A few days before announcing the Pujols deal, the Angels were on the receiving end of an even larger one with Fox Sports. The Murdoch-owned network will reportedly pay $3bn over 20 years in broadcasting rights, tripling the franchise's TV revenues to $150m a year.
Armed with that kind of money, the Angels didn't stop at Pujols. They also signed CJ Wilson, the top free agent pitcher available, to a five-year deal worth $77m. In sport, money can't buy everything (just ask Manchester City), but it sure helps. Yes, anything is possible in a baseball regular season which is 162 games long, but already the Angels are co-favourites in Las Vegas to win the 2012 Series.
Then just last month, the second shoe dropped. Despite being forced into ignominious bankruptcy by the disastrous ownership of Frank McCourt, the Dodgers were certain to fetch big money when the team was auctioned off by Major League. The Dodgers were baseball aristocracy, underpinned by the country's second-largest media market. But were they worth $2.15bn?
That was the winning bid by a consortium headed by the local hero Earvin "Magic" Johnson, erstwhile superstar of basketball's LA Lakers. It was the largest sum ever paid for a sports franchise anywhere, eclipsing the Glazers' $1.5bn acquisition in 2005 of Manchester United, and double the previous US record, the $1.1bn that developer Stephen Ross paid in 2008 for the Miami Dolphins of the NFL.
As with the Angels and Pujols, the Johnson-led group has been accused of paying way over the odds. But that is to ignore future TV rights, which could be even more lucrative than the Angels' $3bn. Coming off the financial shambles of the McCourt era, the Dodgers have not got the players right now to contend for a World Series. But a stable ownership, and the influx of TV money, makes it all but certain they soon will.
Naturally, the seemingly insatiable public appetite for live televised sport in the US doesn't exist only on the West Coast. The Phillies, the Red Sox and of course the Yankees with their cable TV cash-cow, the YES Network, all stand to gain. But for the moment at least, the north-eastern powerhouses are dormant.
The Yankees, as always, will be there or thereabouts in the American League come season's end. But the Red Sox have done little to strengthen their team after last season's humiliating late collapse that saw them miss the play-offs. In the National League East, the Mets are digging themselves out of the financial rubble left by the Bernie Madoff scandal. Age and injuries meanwhile threaten the long dominance of the Phillies, who have the remade (and renamed) Miami Marlins and the promise-packed Washington Nationals both snapping at their heels.

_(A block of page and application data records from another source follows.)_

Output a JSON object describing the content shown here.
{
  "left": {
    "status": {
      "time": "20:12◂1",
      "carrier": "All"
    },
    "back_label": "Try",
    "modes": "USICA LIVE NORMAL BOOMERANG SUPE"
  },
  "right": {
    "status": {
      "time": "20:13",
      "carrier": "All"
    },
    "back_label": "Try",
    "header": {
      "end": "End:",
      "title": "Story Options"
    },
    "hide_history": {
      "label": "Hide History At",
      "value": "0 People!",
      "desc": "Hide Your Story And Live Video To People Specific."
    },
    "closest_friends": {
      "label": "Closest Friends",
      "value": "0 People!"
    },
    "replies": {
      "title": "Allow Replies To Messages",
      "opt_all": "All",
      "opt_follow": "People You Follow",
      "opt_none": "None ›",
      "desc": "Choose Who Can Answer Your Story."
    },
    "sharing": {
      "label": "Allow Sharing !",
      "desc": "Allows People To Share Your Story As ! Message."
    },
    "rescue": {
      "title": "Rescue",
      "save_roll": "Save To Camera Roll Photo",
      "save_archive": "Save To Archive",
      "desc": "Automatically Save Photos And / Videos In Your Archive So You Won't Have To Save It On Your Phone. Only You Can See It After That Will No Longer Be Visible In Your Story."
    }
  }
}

And it's not only the West Coast that is challenging the old order. Thanks mainly to TV, new baseball powers have sprung up in the heartland. Detroit may be an economic and financial basketcase – but that has not deterred the Tigers from splashing out $214m on a nine-year deal to secure slugger Prince Fielder. Indeed, salaries of $15m a year (in Premier League parlance, about £185,000 a week) are now the starting norm for baseball's elite players.
Down in the giant Dallas-Fort Worth media market, television money is working its magic too. In each of the last two years, the Texas Rangers have reached the World Series but lost. In 2012, they intend to go one better and, fuelled by a reported $1.6bn 20-year TV deal (again with Fox), have signed up a host of big names – none bigger than pitcher Yu Darvish, 6ft 5in with orange tinted hair, and rock-star status in his native Japan. In Boston, New York and Philadelphia, that is not good news at all.